Turkey has harshly denounced an attack on a hospital in northern Syria’s Afrin – which killed at least 13 civilians and injured 27 as of June 13th, 2021 – by the Syrian Kurdish People’s Protection Units (YPG), the Syrian affiliate of the PKK terrorist group. Britain-based Syrian Observatory for Human Rights put the death toll at 18. According to the Syrian American Medical Society (SAMS), an aid group that assists health centers in opposition areas, some of the deceased were hospital employees, including a doctor, three hospital staff, two women, and two children. The group also stated that two missiles were fired directly at the hospital, destroying the polyclinic department, emergency room, and birth rooms [I].
The hospital in Afrin was one of the largest in northern Syria, providing thousands of medical treatments every month, and its coordinates were supplied as part of the UN-led deconfliction system. According to DW databases, 90% of hospitals in Syria have been systematically attacked around 400 times in the country’s ongoing civil war. In the same way, targeted bombings have been part of a bigger plan to obstruct access to medical facilities in rebel-held areas [II].
The source of the bombardment, which came from locations where Syrian government troops and Kurdish-led militants are stationed, was not immediately known [I]. YPG denied involvement, however Ankara identified them as the main perpetrators.

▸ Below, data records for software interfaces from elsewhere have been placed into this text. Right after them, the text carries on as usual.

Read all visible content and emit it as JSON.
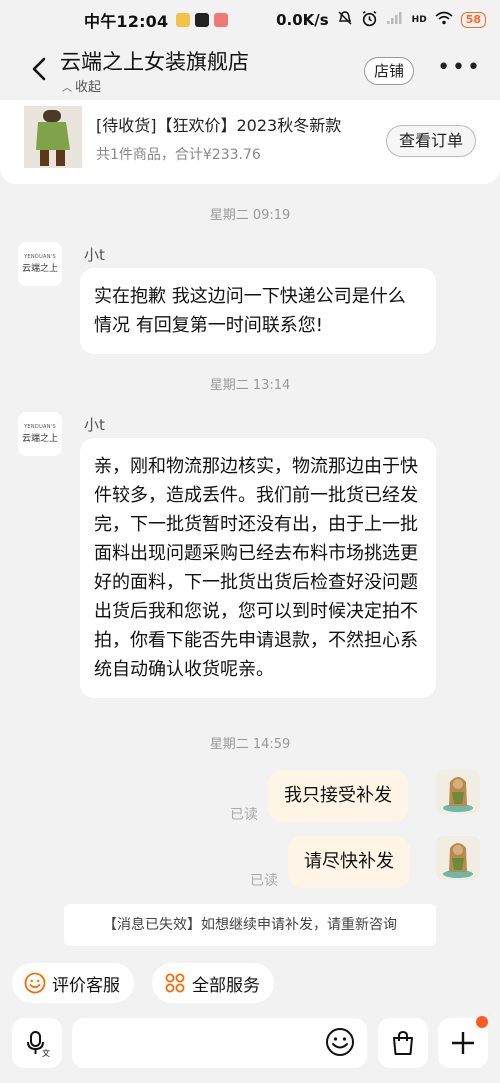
{
  "status_bar": {
    "time": "中午12:04",
    "net_speed": "0.0K/s",
    "signal": "HD",
    "battery": "58"
  },
  "header": {
    "title": "云端之上女装旗舰店",
    "collapse_label": "收起",
    "store_button": "店铺",
    "more": "•••"
  },
  "order": {
    "title": "[待收货]【狂欢价】2023秋冬新款",
    "summary": "共1件商品，合计¥233.76",
    "view_button": "查看订单"
  },
  "chat": {
    "shop_avatar_line1": "YENDUAN'S",
    "shop_avatar_line2": "云端之上",
    "messages": [
      {
        "time": "星期二 09:19",
        "sender": "小t",
        "text": "实在抱歉 我这边问一下快递公司是什么情况 有回复第一时间联系您!"
      },
      {
        "time": "星期二 13:14",
        "sender": "小t",
        "text": "亲，刚和物流那边核实，物流那边由于快件较多，造成丢件。我们前一批货已经发完，下一批货暂时还没有出，由于上一批面料出现问题采购已经去布料市场挑选更好的面料，下一批货出货后检查好没问题出货后我和您说，您可以到时候决定拍不拍，你看下能否先申请退款，不然担心系统自动确认收货呢亲。"
      }
    ],
    "outgoing_time": "星期二 14:59",
    "outgoing": [
      {
        "text": "我只接受补发",
        "status": "已读"
      },
      {
        "text": "请尽快补发",
        "status": "已读"
      }
    ],
    "notice": "【消息已失效】如想继续申请补发，请重新咨询"
  },
  "quick_actions": [
    {
      "label": "评价客服",
      "icon": "smile-face-icon"
    },
    {
      "label": "全部服务",
      "icon": "grid-services-icon"
    }
  ],
  "input_bar": {
    "voice_icon": "voice-translate-icon",
    "emoji_icon": "emoji-icon",
    "bag_icon": "shopping-bag-icon",
    "plus_icon": "plus-icon"
  },
  "colors": {
    "accent": "#ff6a00",
    "outgoing_bubble": "#fff5e6",
    "background": "#f2f2f2",
    "badge_dot": "#ff5a1f"
  }
}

President Recep Tayyip Erdogan remarked during a press conference before the NATO summit visit of 2021 that the terrorist attack on the hospital demonstrates the YPG’s imminent “treachery and savagery.” [III]
The Turkish Foreign Ministry “vehemently” condemned the incident and those who carried it out when it said that “the PKK/YPG/SDF has once again demonstrated its terrorist organization identity and murderous face by firing artillery and missiles at innocent civilians and health care personnel who labor diligently to assist the Syrian people in all conditions.” Turkey has also accused Western countries of turning a blind eye to the YPG’s heinous acts numerous times and has chastised specific countries, including the United States, for backing the terrorist group.
In its war against the Daesh terrorist organization, the US has largely collaborated with the YPG in northeastern Syria. Turkey, on the other hand, has been a vocal opponent of the YPG’s presence in northern Syria. Ankara has long opposed the United States’ assistance for the YPG, which terrorizes locals by burning their homes and forcing them to flee. Despite its NATO ally’s security concerns, the US has also provided military training and truckloads of military support to the YPG under the guise of battling Daesh [III].
It is important to remark that bombing health facilities is a clear violation of international human rights law, and may even be considered a crime against humanity under the Rome Statue of the International Criminal Court (ICC).